Your goal:
Copy the data exactly, pictures aside.

Data to use:
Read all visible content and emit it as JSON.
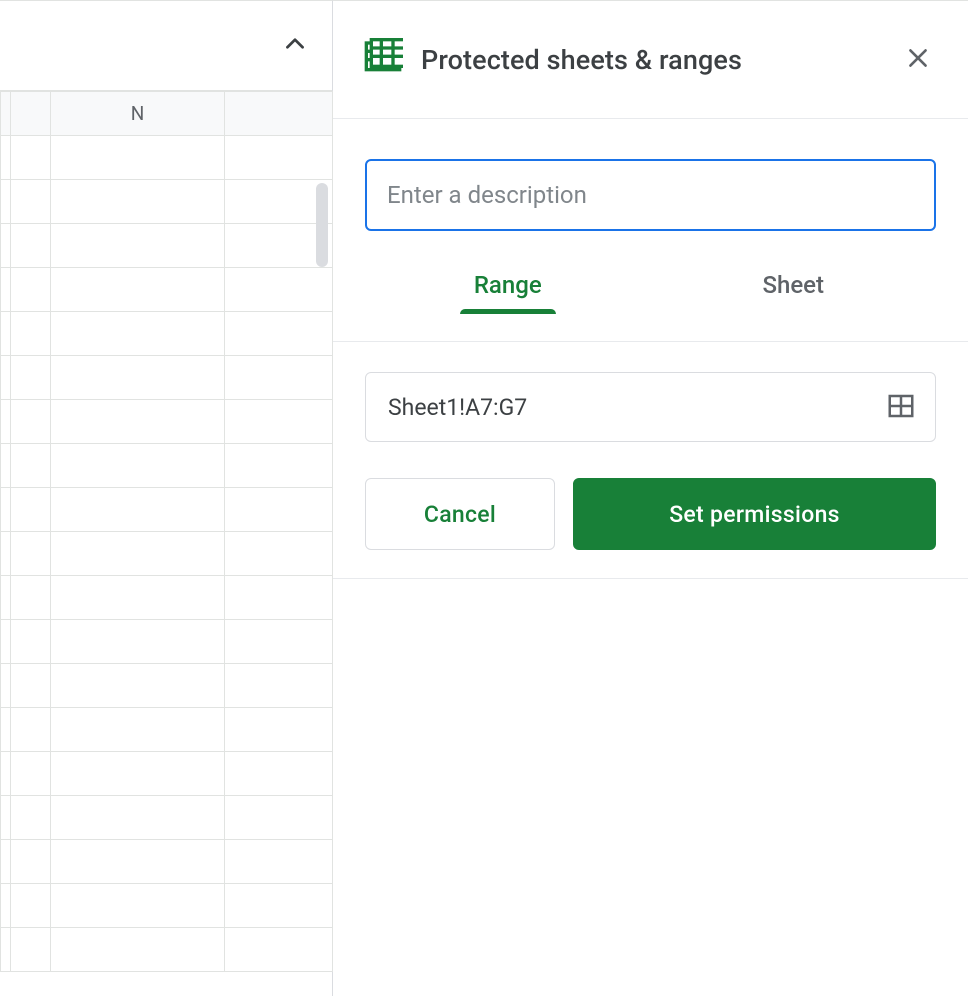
{
  "sheet": {
    "columns": [
      "",
      "",
      "N",
      ""
    ]
  },
  "panel": {
    "title": "Protected sheets & ranges",
    "description_value": "",
    "description_placeholder": "Enter a description",
    "tabs": {
      "range": "Range",
      "sheet": "Sheet",
      "active": "range"
    },
    "range_value": "Sheet1!A7:G7",
    "buttons": {
      "cancel": "Cancel",
      "set_permissions": "Set permissions"
    }
  }
}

Written answer:
Read all visible content and emit it as JSON.
{
  "sheet": {
    "columns": [
      "",
      "",
      "N",
      ""
    ]
  },
  "panel": {
    "title": "Protected sheets & ranges",
    "description_value": "",
    "description_placeholder": "Enter a description",
    "tabs": {
      "range": "Range",
      "sheet": "Sheet",
      "active": "range"
    },
    "range_value": "Sheet1!A7:G7",
    "buttons": {
      "cancel": "Cancel",
      "set_permissions": "Set permissions"
    }
  }
}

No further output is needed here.